Once in a while I find a question that asks how accomplish a single task, but in several different contexts. For example, this question asks, "How do I prevent web browsers A, B, and C from automatically moving my cursor to another field?" Another question asks, "How do I insert a single but differently-oriented page into a Word document for Office 2007 and later?"
As for answers to these questions, at one end of the spectrum are those where the context doesn't matter. For example, changing the orientation of a single page can be done following the same basic steps in the four latest versions of Word. At the other end are answers that may require several parts to address each context, such as if the OP with the Word question were to include Office 2003 which requires different steps due to lack of the Ribbon menu system.

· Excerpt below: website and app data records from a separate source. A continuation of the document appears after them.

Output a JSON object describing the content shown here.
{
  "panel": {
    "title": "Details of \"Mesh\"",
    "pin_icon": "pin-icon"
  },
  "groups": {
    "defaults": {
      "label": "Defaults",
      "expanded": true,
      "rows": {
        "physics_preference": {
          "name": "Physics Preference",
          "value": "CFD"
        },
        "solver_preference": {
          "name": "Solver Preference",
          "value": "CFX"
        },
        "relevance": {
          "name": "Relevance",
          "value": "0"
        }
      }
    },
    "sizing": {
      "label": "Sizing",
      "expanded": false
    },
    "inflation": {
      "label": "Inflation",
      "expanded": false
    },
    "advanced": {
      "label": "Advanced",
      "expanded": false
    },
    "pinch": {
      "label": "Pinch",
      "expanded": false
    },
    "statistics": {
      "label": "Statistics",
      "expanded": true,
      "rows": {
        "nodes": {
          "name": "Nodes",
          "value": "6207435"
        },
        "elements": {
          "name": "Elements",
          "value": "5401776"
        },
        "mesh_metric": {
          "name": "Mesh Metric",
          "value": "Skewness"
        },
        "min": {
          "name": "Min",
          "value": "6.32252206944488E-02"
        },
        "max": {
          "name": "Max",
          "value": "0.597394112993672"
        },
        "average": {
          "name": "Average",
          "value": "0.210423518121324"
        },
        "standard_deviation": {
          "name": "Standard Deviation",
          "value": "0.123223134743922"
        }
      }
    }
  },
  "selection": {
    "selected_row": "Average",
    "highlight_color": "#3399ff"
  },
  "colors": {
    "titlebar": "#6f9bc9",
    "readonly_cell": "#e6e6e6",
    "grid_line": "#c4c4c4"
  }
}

How should we decide when to close these questions as too broad? Is that decision based on the content of the question alone, or should we invoke some prejudgement about the nature of the potential answers?
I admit my approach to this point has been based on my foreknowledge of potential answers. It seems silly to close questions that can be answered with a one-size-fits-all answer. Doing so suggests we want what would amount to four questions asking the same thing, each for a different version of Word, but each with basically the same answer. But I wonder if this strategy is too subjective and therefore flawed. Suppose I think the browser question will require wildly different answers for each web browser, but I'm wrong and a one-size-fits-all solution exists? This seems like a guessing-game I should avoid...pushing me back toward the position of closing questions that even dare to ask about more than a single target context.
Where and how does one draw the "too broad" line with these sort of questions?
multiple solutions = too broadbeing a suitable test. Case in point: This question's usefulness is vastly improved by the broad number of solutions it has attracted. Imagine if the only answer it had was one of the lower-voted ones.